Planning for the future of your loved ones in the event of your death is generally a difficult topic for many. Unfortunately, those of us who have family members with disabilities cannot afford to ignore estate planning. Many hours of hard work by parents and caregivers go into the qualification process for government benefits for our disabled children and relatives. Twenty-page forms to fill out and hour-long calls with multiple agencies are just a couple of examples of what parents endure to obtain essential benefits for their children. Rules for eligibility for State Waiver programs, SSI and Medicaid are confusing.
What parents, family members, and close friends do not want to see happen is the disqualification of eligibility of benefits. To avoid possible disqualification of benefits, I have seen grandparents attempt to do the right thing and disinherit certain grandchildren, out of love and out of a misguided attempt to protect their loved ones with disabilities from losing benefits. The law provides a better way to protect your loved one’s eligibility for benefits through Special Needs Trusts (“SNT”).
Special Needs Trusts can offer protection of assets and income. Special Needs Trusts allow friends and families to enhance the quality of life of a special needs beneficiary.
“Income” for most public benefits agencies is defined as:
(a) actual cash distributions to the individual, and
(b) distributions that could be converted to food and shelter, and
(c) in-kind support and maintenance.
The more practical trust that is utilized is a 3rd party Special Needs Trust. Parents and grandparents who leave an inheritance to a child with a disability will
(a) create a 3rd Party Special Needs Trust,
(b) obtain a Taxpayer ID Number from the IRs, and
(c) draft a Last Will and Testament naming the trustee of the SNT as the beneficiary.
If you do not have a Will, Texas Intestate Succession law could distribute your estate directly to your child, thus creating another scenario where government benefits could terminate.
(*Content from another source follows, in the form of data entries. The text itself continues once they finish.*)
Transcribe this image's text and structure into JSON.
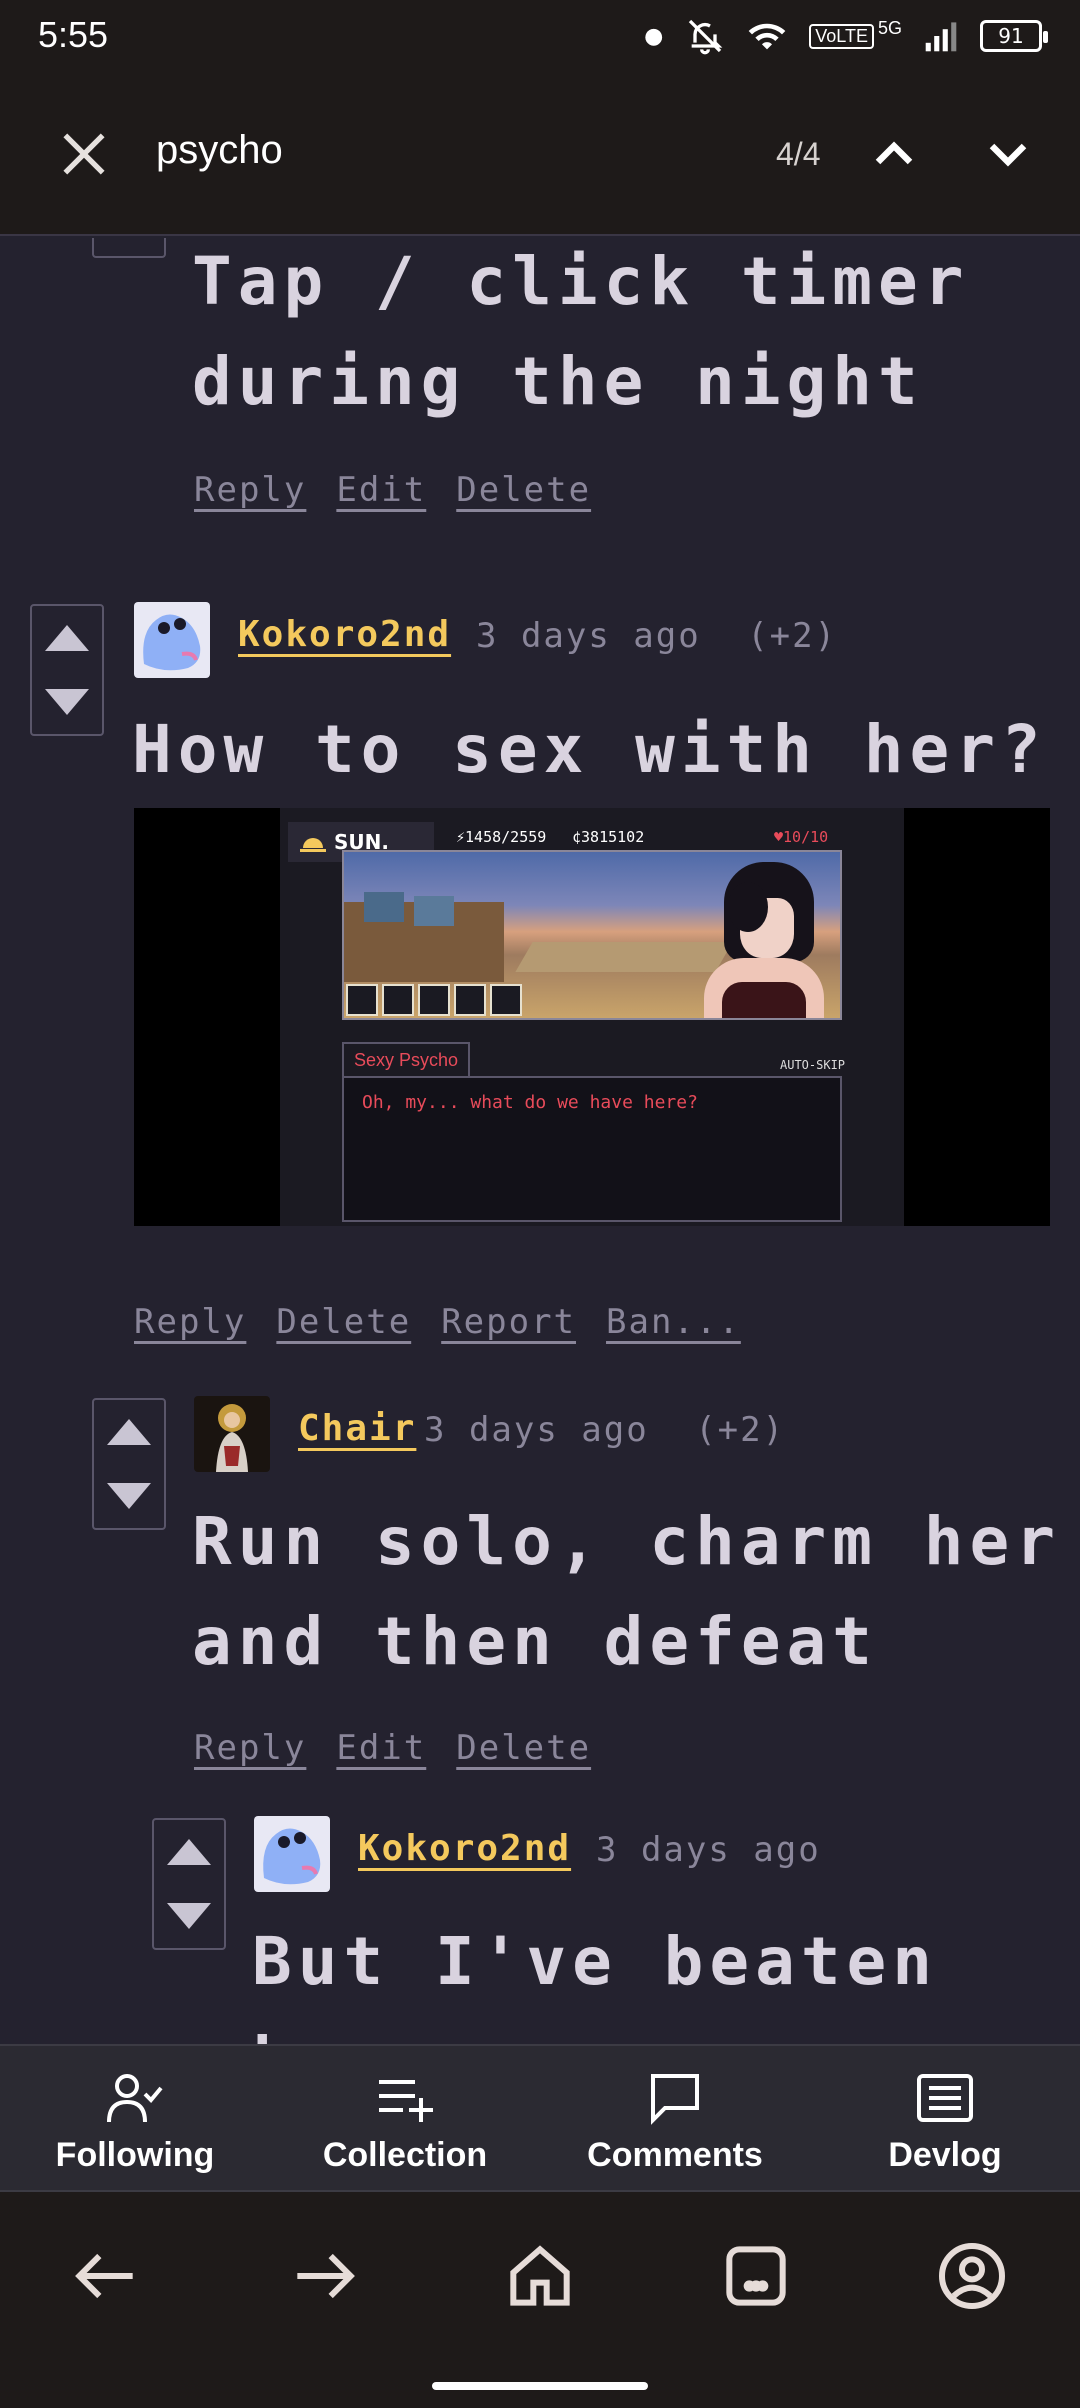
{
  "status": {
    "time": "5:55",
    "network": "5G",
    "volte": "VoLTE",
    "battery": "91"
  },
  "find": {
    "query": "psycho",
    "count": "4/4"
  },
  "comments": [
    {
      "text_lines": [
        "Tap / click timer",
        "during the night"
      ],
      "actions": [
        "Reply",
        "Edit",
        "Delete"
      ]
    },
    {
      "user": "Kokoro2nd",
      "time": "3 days ago",
      "score": "(+2)",
      "text_lines": [
        "How to sex with her?"
      ],
      "actions": [
        "Reply",
        "Delete",
        "Report",
        "Ban..."
      ]
    },
    {
      "user": "Chair",
      "time": "3 days ago",
      "score": "(+2)",
      "text_lines": [
        "Run solo, charm her",
        "and then defeat"
      ],
      "actions": [
        "Reply",
        "Edit",
        "Delete"
      ]
    },
    {
      "user": "Kokoro2nd",
      "time": "3 days ago",
      "text_lines": [
        "But I've beaten her"
      ]
    }
  ],
  "game": {
    "day": "SUN.",
    "energy": "⚡1458/2559",
    "money": "¢3815102",
    "hearts": "♥10/10",
    "speaker": "Sexy Psycho",
    "autoskip": "AUTO-SKIP",
    "dialogue": "Oh, my... what do we have here?"
  },
  "tabs": [
    {
      "label": "Following",
      "icon": "user-check-icon"
    },
    {
      "label": "Collection",
      "icon": "list-plus-icon"
    },
    {
      "label": "Comments",
      "icon": "message-icon"
    },
    {
      "label": "Devlog",
      "icon": "newspaper-icon"
    }
  ],
  "colors": {
    "background": "#24222f",
    "username": "#f4c95d",
    "muted": "#8a869a",
    "body": "#d9d3df"
  }
}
Another “funding” source for a Special Needs Trust – If you or someone you know is anticipating the eventual relocation to a nursing home, applicants should review eligibility laws of the Texas Medicaid Program. The state has a “look back” period of 5 years to review transactions that may have been made to spend down an estate to reach eligibility for Medicaid. Many transfers of income and assets can subject the Medicaid beneficiary or applicant to a transfer penalty. There are certain transfers of assets that are not subject to penalty such as contributions to a Special Needs Trusts for a person under the age of 65 with a permanent and total disability. Another transfer example is payment to an attorney for estate planning.
Contact The Filis Law Firm for more information on Estate Planning that will be most suitable for you and your family.